___ RECORDS

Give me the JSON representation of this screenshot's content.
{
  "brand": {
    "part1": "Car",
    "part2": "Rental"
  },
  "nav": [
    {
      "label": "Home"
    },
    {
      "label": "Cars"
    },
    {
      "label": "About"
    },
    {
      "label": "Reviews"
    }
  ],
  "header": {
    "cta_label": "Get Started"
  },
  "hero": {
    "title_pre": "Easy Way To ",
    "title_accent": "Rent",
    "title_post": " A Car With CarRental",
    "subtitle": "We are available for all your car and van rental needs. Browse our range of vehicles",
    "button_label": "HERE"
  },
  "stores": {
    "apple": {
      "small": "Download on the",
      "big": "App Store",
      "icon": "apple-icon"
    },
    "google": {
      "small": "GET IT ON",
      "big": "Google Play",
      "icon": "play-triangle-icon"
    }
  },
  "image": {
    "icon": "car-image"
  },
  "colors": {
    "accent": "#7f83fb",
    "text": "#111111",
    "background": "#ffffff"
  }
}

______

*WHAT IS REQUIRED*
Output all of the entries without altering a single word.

*ANSWER SPACE*
Give me the JSON representation of this screenshot's content.
{
  "brand": {
    "part1": "Car",
    "part2": "Rental"
  },
  "nav": [
    {
      "label": "Home"
    },
    {
      "label": "Cars"
    },
    {
      "label": "About"
    },
    {
      "label": "Reviews"
    }
  ],
  "header": {
    "cta_label": "Get Started"
  },
  "hero": {
    "title_pre": "Easy Way To ",
    "title_accent": "Rent",
    "title_post": " A Car With CarRental",
    "subtitle": "We are available for all your car and van rental needs. Browse our range of vehicles",
    "button_label": "HERE"
  },
  "stores": {
    "apple": {
      "small": "Download on the",
      "big": "App Store",
      "icon": "apple-icon"
    },
    "google": {
      "small": "GET IT ON",
      "big": "Google Play",
      "icon": "play-triangle-icon"
    }
  },
  "image": {
    "icon": "car-image"
  },
  "colors": {
    "accent": "#7f83fb",
    "text": "#111111",
    "background": "#ffffff"
  }
}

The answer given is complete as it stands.